Although the Philippines is an archipelago surrounded by bodies of water there is scarcity of water in some parts of it. The same was said to be true hundreds of years ago. Especially when the dry spell is over the land during summer some parts ran out of water source. In one such season Noog, a slim native boy from southern Luzon, was said to have scoured the place for precious clean water. The popular folk myth said he went to a high place in search of it.
Then he chanced upon an underground water source, or “bukal” in the vernacular, from among the deep caves found on the top of a mountain. He went down the descending cavern and found a cool clean underground spring. He drank some and kept some in a container made of bamboo. According to the popular folk myth, he left the place and vowed to keep the place a secret so he and his family alone could benefit from it. He descended the mountain in high hopes but then was blocked by several folks from town. They demanded water.
Noog refused to give them any and determined to withhold the information on the underground water source. The folks were enraged by Noog’s obstinate stand and they decided to kill and bury him on a remote place on the plain. As a last resort to save his life, Noog offered to tell them where the “bukal” was found, to no avail. Then, the popular folk myth says, the folks saw a strange tree growing on the plains one day. It grew to be a tall and slender tree with large nuts the size of a human head.

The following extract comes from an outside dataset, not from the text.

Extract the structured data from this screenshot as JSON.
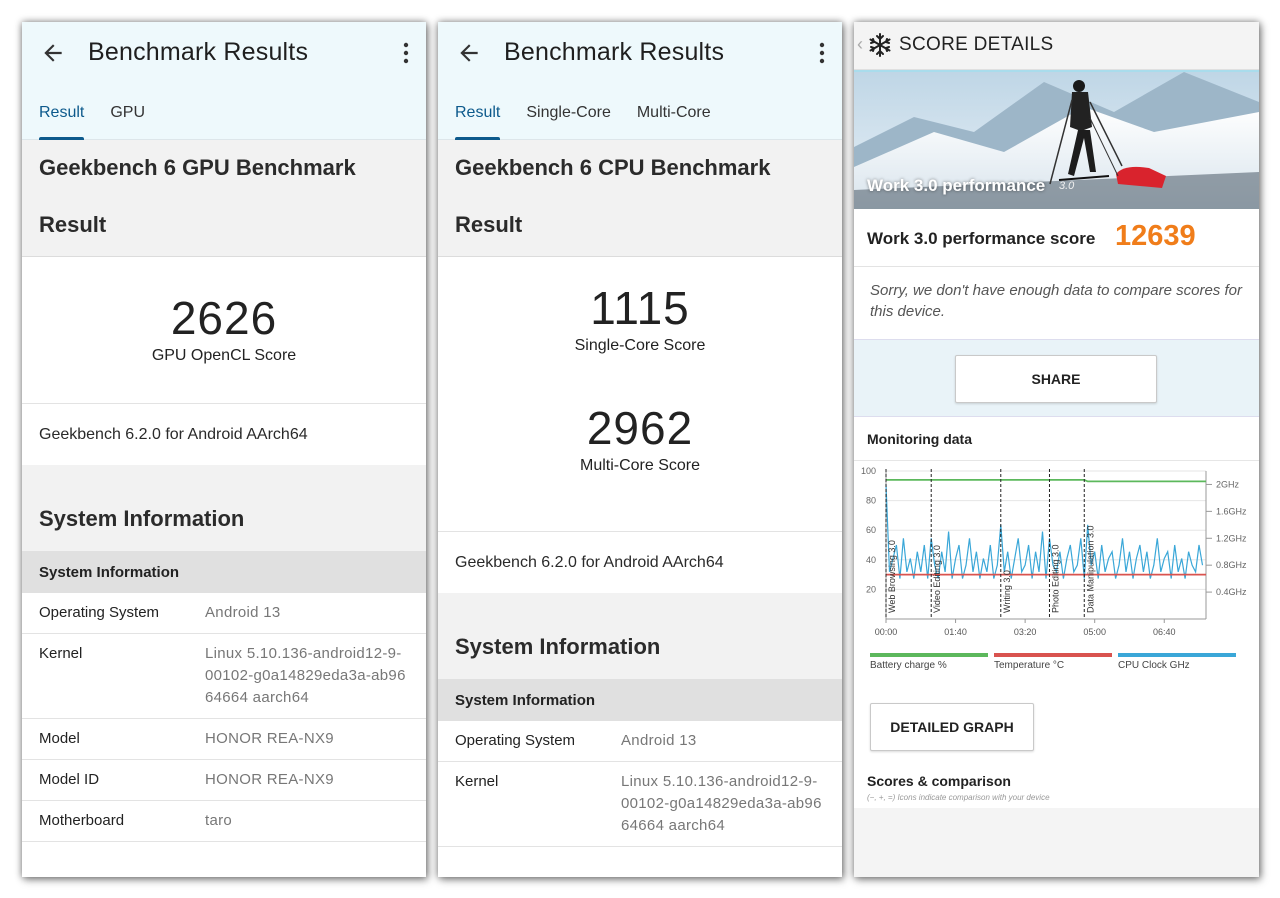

People then started to call the tree and its nuts Noog’s water from the “bukal” and as time went it shortened to simply Noog or “bukal.” Much later on, the popular folk myth referred to them as “Niyog” or “Buko,” as coconut is called today. The lesson in this popular folk myth is that we should always willingly share our blessings.